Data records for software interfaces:
=== Begin Enclosure ===
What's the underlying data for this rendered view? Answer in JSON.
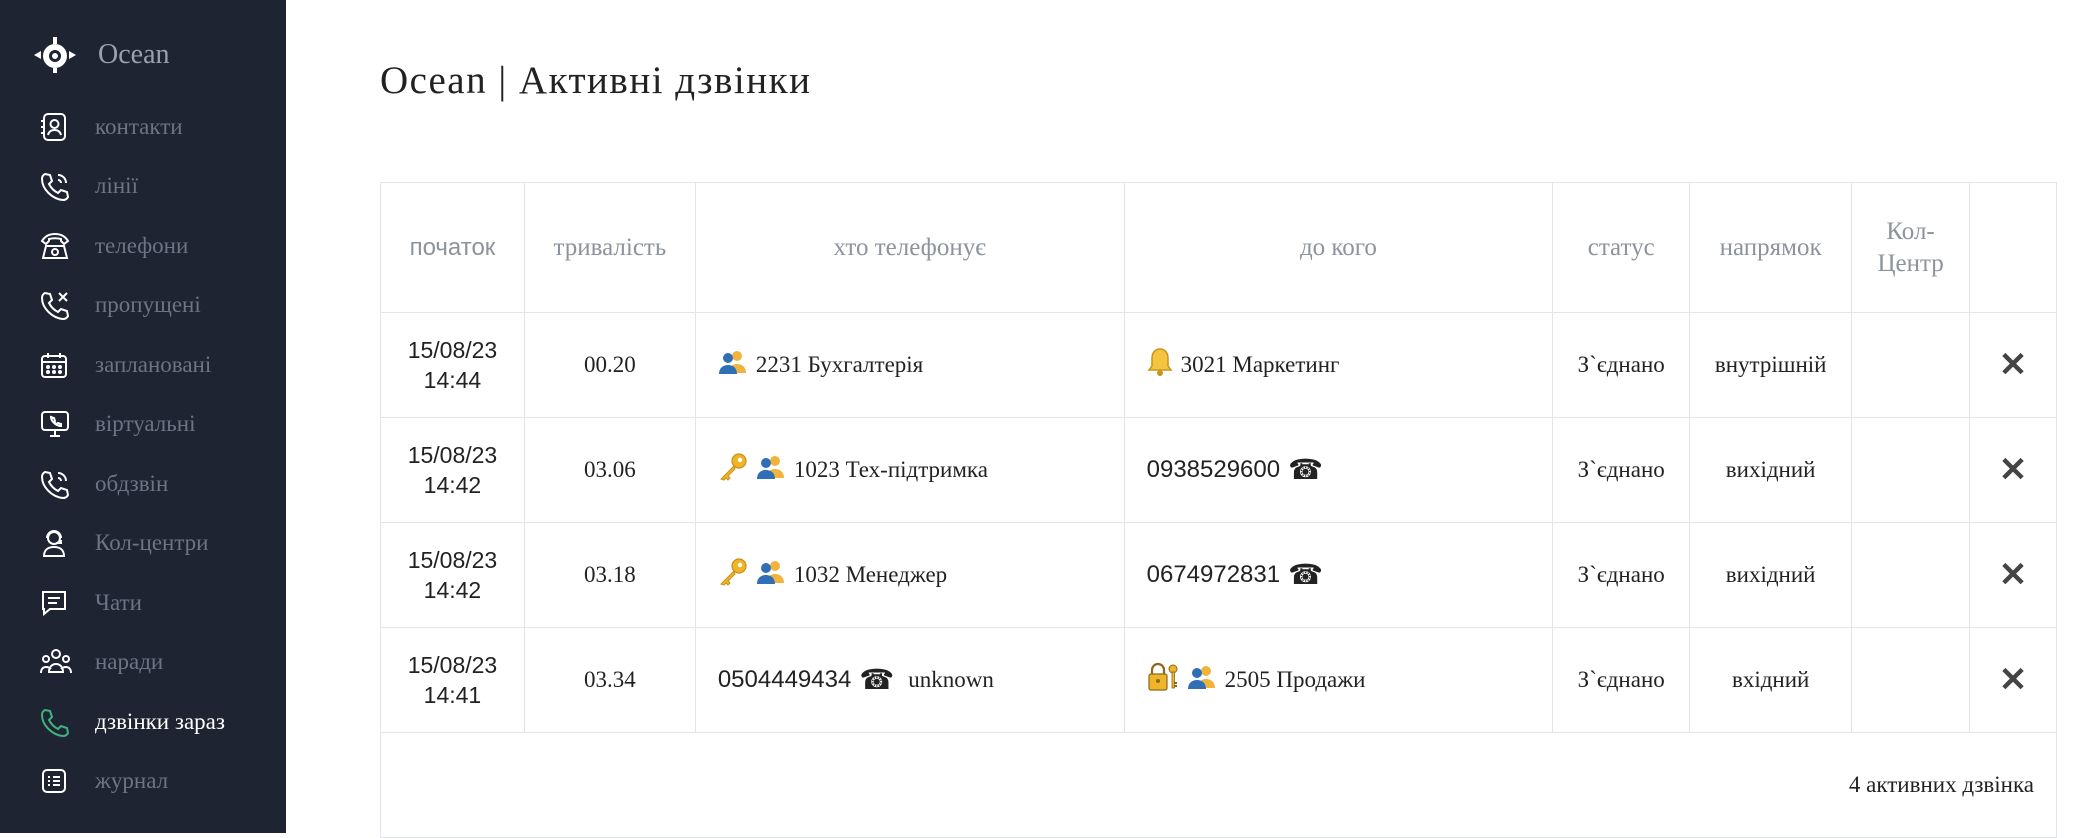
{
  "app": {
    "name": "Ocean"
  },
  "page": {
    "title": "Ocean | Активні дзвінки"
  },
  "nav": [
    {
      "label": "контакти",
      "icon": "contact-book-icon"
    },
    {
      "label": "лінії",
      "icon": "phone-lines-icon"
    },
    {
      "label": "телефони",
      "icon": "desk-phone-icon"
    },
    {
      "label": "пропущені",
      "icon": "missed-call-icon"
    },
    {
      "label": "заплановані",
      "icon": "calendar-icon"
    },
    {
      "label": "віртуальні",
      "icon": "virtual-monitor-icon"
    },
    {
      "label": "обдзвін",
      "icon": "autodial-icon"
    },
    {
      "label": "Кол-центри",
      "icon": "operator-icon"
    },
    {
      "label": "Чати",
      "icon": "chat-icon"
    },
    {
      "label": "наради",
      "icon": "conference-icon"
    },
    {
      "label": "дзвінки зараз",
      "icon": "active-call-icon",
      "active": true
    },
    {
      "label": "журнал",
      "icon": "journal-icon"
    }
  ],
  "table": {
    "headers": {
      "start": "початок",
      "duration": "тривалість",
      "who": "хто телефонує",
      "to": "до кого",
      "status": "статус",
      "direction": "напрямок",
      "callcenter_1": "Кол-",
      "callcenter_2": "Центр"
    },
    "rows": [
      {
        "date": "15/08/23",
        "time": "14:44",
        "duration": "00.20",
        "who": "2231 Бухгалтерія",
        "to": "3021 Маркетинг",
        "status": "З`єднано",
        "direction": "внутрішній",
        "callcenter": ""
      },
      {
        "date": "15/08/23",
        "time": "14:42",
        "duration": "03.06",
        "who": "1023 Тех-підтримка",
        "to": "0938529600",
        "status": "З`єднано",
        "direction": "вихідний",
        "callcenter": ""
      },
      {
        "date": "15/08/23",
        "time": "14:42",
        "duration": "03.18",
        "who": "1032 Менеджер",
        "to": "0674972831",
        "status": "З`єднано",
        "direction": "вихідний",
        "callcenter": ""
      },
      {
        "date": "15/08/23",
        "time": "14:41",
        "duration": "03.34",
        "who": "0504449434",
        "who_name": "unknown",
        "to": "2505 Продажи",
        "status": "З`єднано",
        "direction": "вхідний",
        "callcenter": ""
      }
    ],
    "footer": "4 активних дзвінка"
  },
  "icons": {
    "phone_glyph": "☎",
    "close_glyph": "✕"
  },
  "colors": {
    "sidebar_bg": "#1f2433",
    "active_icon": "#3fb37f",
    "accent_key": "#f0b429"
  }
}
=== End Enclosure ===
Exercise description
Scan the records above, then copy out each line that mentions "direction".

Task response
      "direction": "напрямок",
        "direction": "внутрішній",
        "direction": "вихідний",
        "direction": "вихідний",
        "direction": "вхідний",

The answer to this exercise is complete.